That title doesn’t capture the full quote that Bon Jovi recently gave about his 19 year-old daughter Stephanie’s heroin overdose, while she was away at college last fall. (Stephanie had recovered by the time it was news and in fact she told her dad about it.) He said “she was by no means sticking needles in her arms,” which is essentially the same thing. (We only have so much room for titles.) This wasn’t the first time Bon Jovi has spoken about Stephanie’s OD. In December, a few weeks after her overdose, he said that he was shocked that his daughter was doing drugs, but that “hopefully, we caught it when we did and that’s the end of it.”
In this new interview, with UK’s Daily Mirror, Bon Jovi reveals more personal details about how he found out about his daughter’s OD. I was impressed with how candid and humble he was about it. He’s currently on tour with his band in Europe:
On learning of his daughter’s OD
First she calmly insisted: “I’m all right”, but any relief was short-lived as she went on to tell her devastated rocker dad she had overdosed on heroin.
“It was horrible, a horrible moment,” he says. “It was my worst moment as a father.
“The first thing she said, I’m all right but then she said this is what happened. You wake up, you shake it off and put your shoes on and say OK, I am on the way home.”
Police were called in November to 19-year-old Stephanie’s dorm at her university, Hamilton College, and found her unconscious. A small amount of heroin was found in her room at the $55,000-a-year liberal arts institution in Kirkland, New York.
She recovered in hospital and later charges against her and companion Ian Grant, 21, were dropped due to a local law that prohibits prosecution of people who have had a drugs overdose.
On coming to terms with his daughter’s drug use
“We went through something that a lot of parents do, many more than I thought. Many more people who have been in my life that I had no idea they had been through it with their own children at one point or another.
“There’s a lot of pressure on this generation. They have a lot easier access to things than yours or my generation had.
“She was by no means sticking needles in her arms. But there’s a lot of synthetic stuff in the world and a lot of temptation and access and pressures that just a generation ago you and I didn’t know about.
“I wasn’t aware of it, not because I’m not home but because it is a different world. Our world is far more relatable to our parents’ world than the kids’ world.
“There’s many more pressures on kids – what is this college degree going to do for me, what am I going to be when I grow up, will I be able to accomplish things?
“I feel it was a terrible tragic lesson of life but I thank God every day because she is whole. It happened and it has gone. I know personally people whose sons and daughters, where it was a lot, lot worse. That could have been Stephanie.”
On staying faithful to his wife of 24 years

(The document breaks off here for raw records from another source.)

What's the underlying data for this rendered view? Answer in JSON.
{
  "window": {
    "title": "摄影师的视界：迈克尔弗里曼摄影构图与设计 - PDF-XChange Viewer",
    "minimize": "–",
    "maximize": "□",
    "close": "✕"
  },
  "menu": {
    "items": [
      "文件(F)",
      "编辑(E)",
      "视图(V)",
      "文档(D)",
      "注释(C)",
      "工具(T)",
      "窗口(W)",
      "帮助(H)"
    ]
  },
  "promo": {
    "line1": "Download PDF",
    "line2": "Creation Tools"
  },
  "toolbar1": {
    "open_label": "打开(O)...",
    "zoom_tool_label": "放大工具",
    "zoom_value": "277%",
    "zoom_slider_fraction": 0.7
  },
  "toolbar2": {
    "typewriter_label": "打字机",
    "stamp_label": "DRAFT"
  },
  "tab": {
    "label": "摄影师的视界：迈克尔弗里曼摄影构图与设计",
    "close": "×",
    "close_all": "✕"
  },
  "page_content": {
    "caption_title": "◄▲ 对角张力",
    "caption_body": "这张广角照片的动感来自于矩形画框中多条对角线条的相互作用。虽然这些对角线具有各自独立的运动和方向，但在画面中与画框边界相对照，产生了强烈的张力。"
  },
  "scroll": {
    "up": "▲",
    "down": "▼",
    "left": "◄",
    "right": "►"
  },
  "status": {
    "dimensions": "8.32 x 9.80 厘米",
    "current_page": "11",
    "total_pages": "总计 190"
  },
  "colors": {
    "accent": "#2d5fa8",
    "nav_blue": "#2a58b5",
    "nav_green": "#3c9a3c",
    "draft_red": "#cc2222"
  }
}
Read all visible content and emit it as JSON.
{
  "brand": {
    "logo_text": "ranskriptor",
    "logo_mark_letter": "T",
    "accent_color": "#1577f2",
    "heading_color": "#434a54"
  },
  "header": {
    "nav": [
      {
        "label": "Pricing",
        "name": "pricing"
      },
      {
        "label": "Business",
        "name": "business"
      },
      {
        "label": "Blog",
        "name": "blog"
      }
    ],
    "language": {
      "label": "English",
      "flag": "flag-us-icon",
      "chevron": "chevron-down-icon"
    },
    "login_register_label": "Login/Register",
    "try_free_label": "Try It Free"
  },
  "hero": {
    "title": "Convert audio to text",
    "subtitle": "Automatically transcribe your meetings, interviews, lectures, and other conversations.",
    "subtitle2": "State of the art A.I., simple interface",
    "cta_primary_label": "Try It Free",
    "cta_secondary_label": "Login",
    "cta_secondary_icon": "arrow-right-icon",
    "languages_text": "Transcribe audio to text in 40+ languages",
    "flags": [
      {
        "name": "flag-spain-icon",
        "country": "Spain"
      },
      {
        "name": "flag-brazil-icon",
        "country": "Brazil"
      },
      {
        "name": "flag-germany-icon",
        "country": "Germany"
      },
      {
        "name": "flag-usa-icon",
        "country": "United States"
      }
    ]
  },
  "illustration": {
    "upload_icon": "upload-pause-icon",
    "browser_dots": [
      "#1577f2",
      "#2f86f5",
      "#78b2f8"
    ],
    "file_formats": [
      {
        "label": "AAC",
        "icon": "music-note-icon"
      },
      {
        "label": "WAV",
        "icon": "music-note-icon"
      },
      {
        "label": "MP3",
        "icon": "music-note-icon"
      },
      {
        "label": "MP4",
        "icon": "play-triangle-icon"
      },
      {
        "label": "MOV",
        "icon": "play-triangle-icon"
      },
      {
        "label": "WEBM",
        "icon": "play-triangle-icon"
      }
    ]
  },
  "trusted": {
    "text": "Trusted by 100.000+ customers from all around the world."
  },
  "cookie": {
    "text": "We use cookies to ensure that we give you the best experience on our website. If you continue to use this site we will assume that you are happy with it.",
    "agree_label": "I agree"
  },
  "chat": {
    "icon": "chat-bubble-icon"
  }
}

“I have a wife who I adore, without her the cards would crumble. Every day there’s temptation. I don’t go looking for it either. Am I perfect? No. But do I aspire to finding a mistress somewhere? I really don’t.”
On still playing his hit songs
“I still enjoy playing Living On A Prayer immensely. You can’t not play Wanted or Prayer or Bad Name every night. Both for you and for that audience, they want to hear it. They are bigger than the band.”
Isn’t that nice how he’s so mellow about playing their hit songs and how he knows it’s all about their fans? He also sounds like a great husband and father, and someone who is there for his family. Jon and his wife, Dorothea Hurley, have four kids and have been together since 1989. They have daughter Stephanie and three younger boys: Jesse, 18, Jacob, 11, and Romeo, 9. The more I hear from Jon the more he seems like a total standup guy. It sounds like his daughter is going to be ok, fingers crossed.
Jon and his wife are shown above at the Golden Globes this year. He’s shown with his wife and daughter in the header image in 2010 and with his family in August, 2011. Credit: WENN, PRPhotos